The Affordable Care Act has already had a very large influence, but more meaningful disruption won’t come easy. That’s because of the corrupting power of big money in politics. With $3 trillion/year at stake, the medical industrial complex, representing entrenched incumbents with lots to lose, spends twice as much on lobbying as the military industrial complex. Read the rest of this entry »
Katie Couric is fed up with the food industry, and you should be too.
In the two-minute video below, executive producers Katie Couric and Laurie David address the next great American health crisis with their eye-opening new documentary film, “Fed Up.”
Going against everything we thought we knew about food and weight loss, this movie reveals a 30-year campaign by the food industry to mislead and confuse the American public. The result is America’s Obesity Epidemic, a Big problem.
What’s worse is that this epidemic was aided by the federal government and special interest lobbying, and the food lobby is now fighting back with misinformation to discredit the movie. But the evidence is clear, and I urge you to watch the 2-min clip below, and the full documentary in theaters near you. Read the rest of this entry »
This post is based on a comment I made when Pritpal Tamber called for “Creating a parallel system to health care” in MedCity News.
At least for consumers, Modern Health Talk (www.mHealthTalk.com) can already be called the “Institute for New Health Thinking,” with over 100 articles on Legislative, Public Policy, and Health Reform topics written for consumers.

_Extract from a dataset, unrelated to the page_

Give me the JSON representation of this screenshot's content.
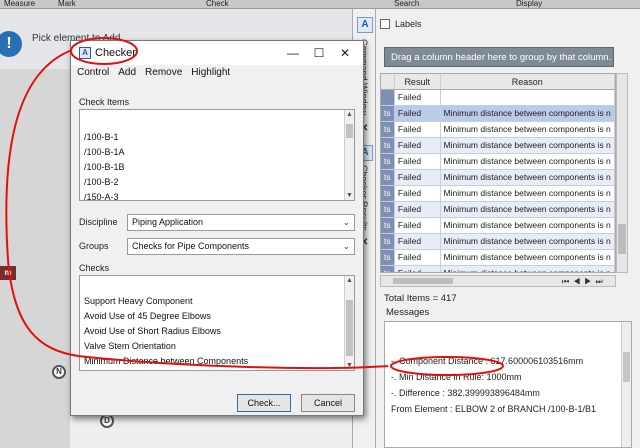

I personally think it all comes down to getting the INCENTIVES right, as I wrote two years ago when proposing a hybrid, public/private model of health care. The goal was to exploit the different incentives of public sector organizations that measure success in business terms such as profit, ROI, and payback period, with that of the public sector, which measures success quite differently and over much longer time periods. Read the rest of this entry »
Ranking countries by life expectancy, the United States isn’t even in the top 50. We even rank behind Guam. Why?
- SLEEP — Could it be our high stress and deficient sleep? Sleep deprivation (sleeping less than 6 hours/night when we need 7-9) is associated with 2.5 times higher Diabetes risk, 62% increase in risk of Breast Cancer, 48% increased risk of Heart Disease, 27% higher Obesity risk, and even higher risk of developing early Alzheimer’s. Heck, it makes you 20% more likely to die in 20 years. Read the rest of this entry »
Intel’s Eric Dishman is known as a leading medical tech specialist and has given TED talks before, but in this one he shares his very personal story to suggest some bold ideas for reinventing healthcare — by putting the patient at the center of a treatment team. When was in college, doctors told him he had 2 to 3 years to live. That was a long time ago, and one rectified diagnosis and a transplant later, Dishman is still here, thankfully for all of us. (Filmed at TED@Intel)
By Henry Moss (original at American Society on Aging)
Caregiver burden is emotional and subjective. We try to measure it by looking at rates of depression and anxiety disorders in the caregiver population, and at the seriousness of these disorders. We know the highest rates of emotional burden and the deepest levels of depression are felt by caregivers who experience entrapment—a sense of powerlessness, aloneness and suffering associated with long periods of caregiving for the most difficult elders, especially those with dementia. We are aware of the many studies showing how excess stress and emotional burden can impact a caregiver’s health, finances and family life, creating even more anxiety and depression.
We already know that the 45- to 64-year-old population will grow only 1 percent between 2010 and 2030, while the age 80 and older baby boomer population increases by 79 percent. As the age 80 and older baby boomer cohort grows, the number of family caregivers available to assist them drops dramatically, from 7.5 in 2010 to 2.9 in 2050, a more than 50 percent decline. Alarm bells have been going off and researchers and advocates have been busy estimating the impact on the long-term-care system. Read the rest of this entry »